As pointed out above, in a skid (too much rudder for the bank) you will feel pushed outwards.
Consider turning on a flat road in a car you will feel the same, pushed outwards.

Too little rudder in the turn and you get slip.

Looked at from the other way, too much bank makes slip and too little bank (flat turn ala DrI)
makes skid.

The big bonus present: slip in turn is spin resistant! Skid in turn is spin prone.

Maybe I can make a chair that will rock sideways up to 5 or 10 degrees then I won't need to
depend on the ball to know what I would IRL. But it would maybe not work online as devicelink
online is limited.

WTE_Galway
10-28-2008, 09:49 PM
<BLOCKQUOTE class="ip-ubbcode-quote"><div class="ip-ubbcode-quote-title">quote:</div><div class="ip-ubbcode-quote-content">Originally posted by M_Gunz:

Maybe I can make a chair that will rock sideways up to 5 or 10 degrees then I won't need to
depend on the ball to know what I would IRL. </div></BLOCKQUOTE>

Back in my real world flight training the instructor would regularly cover the ball and get you to fly co-ordinated by lateral force and sound. Actually the key to fine adjustment was sound. An aircraft in even slight slip or skid makes a distinctive louder air rush sound that is unique for every plane and you learn to pick it up instinctively.

TX-EcoDragon
10-29-2008, 01:43 AM
You don't even need to look at the ball.

If looking left or right over a wing, as you start to roll use rudder input to make the wing move vertically, rather than slicing forwards or backwards.

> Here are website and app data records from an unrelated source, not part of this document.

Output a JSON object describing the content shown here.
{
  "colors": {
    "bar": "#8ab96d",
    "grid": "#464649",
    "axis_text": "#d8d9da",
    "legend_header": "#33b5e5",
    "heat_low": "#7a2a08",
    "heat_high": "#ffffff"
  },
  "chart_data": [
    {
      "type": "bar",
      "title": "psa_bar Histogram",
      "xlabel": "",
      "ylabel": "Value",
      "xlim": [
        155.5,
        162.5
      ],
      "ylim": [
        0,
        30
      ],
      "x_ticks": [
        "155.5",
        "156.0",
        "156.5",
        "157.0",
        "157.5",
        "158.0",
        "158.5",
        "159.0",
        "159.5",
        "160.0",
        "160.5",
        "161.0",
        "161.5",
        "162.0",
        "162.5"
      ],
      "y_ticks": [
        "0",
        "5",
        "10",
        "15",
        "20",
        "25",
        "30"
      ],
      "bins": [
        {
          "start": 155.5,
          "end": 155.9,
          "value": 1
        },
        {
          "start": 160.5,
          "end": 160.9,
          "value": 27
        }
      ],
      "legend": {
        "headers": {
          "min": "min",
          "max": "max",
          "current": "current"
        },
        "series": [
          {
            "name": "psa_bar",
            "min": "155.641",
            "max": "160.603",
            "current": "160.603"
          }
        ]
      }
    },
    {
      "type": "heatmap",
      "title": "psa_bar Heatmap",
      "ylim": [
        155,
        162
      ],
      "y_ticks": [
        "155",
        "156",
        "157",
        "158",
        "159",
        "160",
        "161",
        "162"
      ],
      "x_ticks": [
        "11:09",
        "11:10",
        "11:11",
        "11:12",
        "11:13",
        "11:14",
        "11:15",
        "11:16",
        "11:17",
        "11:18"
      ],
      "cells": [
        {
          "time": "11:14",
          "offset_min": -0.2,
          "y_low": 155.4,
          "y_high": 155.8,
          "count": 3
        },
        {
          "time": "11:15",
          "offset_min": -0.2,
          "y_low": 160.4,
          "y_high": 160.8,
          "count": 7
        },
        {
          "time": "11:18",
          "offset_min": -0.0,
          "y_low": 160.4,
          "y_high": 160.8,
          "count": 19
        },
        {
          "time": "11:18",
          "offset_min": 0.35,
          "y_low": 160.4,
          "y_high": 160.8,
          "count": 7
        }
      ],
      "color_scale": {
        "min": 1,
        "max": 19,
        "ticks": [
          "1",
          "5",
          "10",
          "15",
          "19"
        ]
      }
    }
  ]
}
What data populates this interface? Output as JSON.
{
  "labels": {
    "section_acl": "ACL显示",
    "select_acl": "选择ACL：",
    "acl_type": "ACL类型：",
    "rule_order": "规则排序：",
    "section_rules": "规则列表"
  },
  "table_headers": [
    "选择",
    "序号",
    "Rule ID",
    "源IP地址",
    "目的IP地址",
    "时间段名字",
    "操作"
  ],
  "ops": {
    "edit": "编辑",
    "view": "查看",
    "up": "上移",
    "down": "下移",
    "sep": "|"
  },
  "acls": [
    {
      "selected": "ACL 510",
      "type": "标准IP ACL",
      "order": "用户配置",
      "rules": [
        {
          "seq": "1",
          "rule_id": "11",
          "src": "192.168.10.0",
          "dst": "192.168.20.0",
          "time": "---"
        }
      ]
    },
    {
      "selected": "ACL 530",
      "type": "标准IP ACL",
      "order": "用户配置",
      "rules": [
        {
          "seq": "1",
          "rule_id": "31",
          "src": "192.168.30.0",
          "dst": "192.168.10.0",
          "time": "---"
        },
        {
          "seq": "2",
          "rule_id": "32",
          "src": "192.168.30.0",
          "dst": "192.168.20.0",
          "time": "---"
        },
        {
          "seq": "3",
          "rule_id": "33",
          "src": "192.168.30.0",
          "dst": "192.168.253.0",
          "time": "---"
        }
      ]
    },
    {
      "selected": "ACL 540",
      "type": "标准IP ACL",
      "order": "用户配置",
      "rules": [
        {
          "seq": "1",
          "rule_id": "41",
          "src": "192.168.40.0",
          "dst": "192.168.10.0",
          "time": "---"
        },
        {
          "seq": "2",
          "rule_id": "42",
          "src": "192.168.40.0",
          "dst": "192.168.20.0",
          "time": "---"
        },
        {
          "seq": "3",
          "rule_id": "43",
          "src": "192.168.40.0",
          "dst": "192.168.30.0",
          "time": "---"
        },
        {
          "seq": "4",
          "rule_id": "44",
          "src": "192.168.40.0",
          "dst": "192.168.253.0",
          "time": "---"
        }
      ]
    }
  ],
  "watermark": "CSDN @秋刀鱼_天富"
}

If you put your feet on the floor and briskly roll into a medium or steep bank you should see the wing slice forward and backwards when you roll (if the adverse yaw is properly modeled in that aircraft/sim) you can then cancel out this forward/backward motion of the wing with rudder and if you do this well, the ball will be centered the whole time while you are doing these wing rocks. Alternatively, the same thing can be done when looking forward over the nose, if you make the spinner/nose rotate on point as you roll, rather than letting the nose move left or right as you roll. If the nose makes a happy face, that's not good. You want to see it draw this"." not this "U".

Of course this only works while rolling, and not once the bank is established, but generally, once the bank is established, the aileron input is close enough to neutral that very little rudder is needed to maintain coordination relative to how much was required when the ailerons were deflected. You can pin the nose on a spot some amount above or below the horizon and if you don't let the nose slice left or right (in a bank this will be up or down), you should be pretty well coordinated. . .and of course you can verify this with a glance at "the ball".

M_Gunz
10-29-2008, 02:19 AM
It's a d@mn sight more difficult in a sim where your frame of reference is the view though.

Not letting the nose rise or fall from initial pointing when turning though does work in
sim-land to at least some degree and I go back over 10 years on that though I didn't know
it was that good an indicator, only roughly. Well, live and learn!

ADD: hey if we get that sound mod that Eco posted about earlier then a lot of improvement
should come about in the way players fly IL2.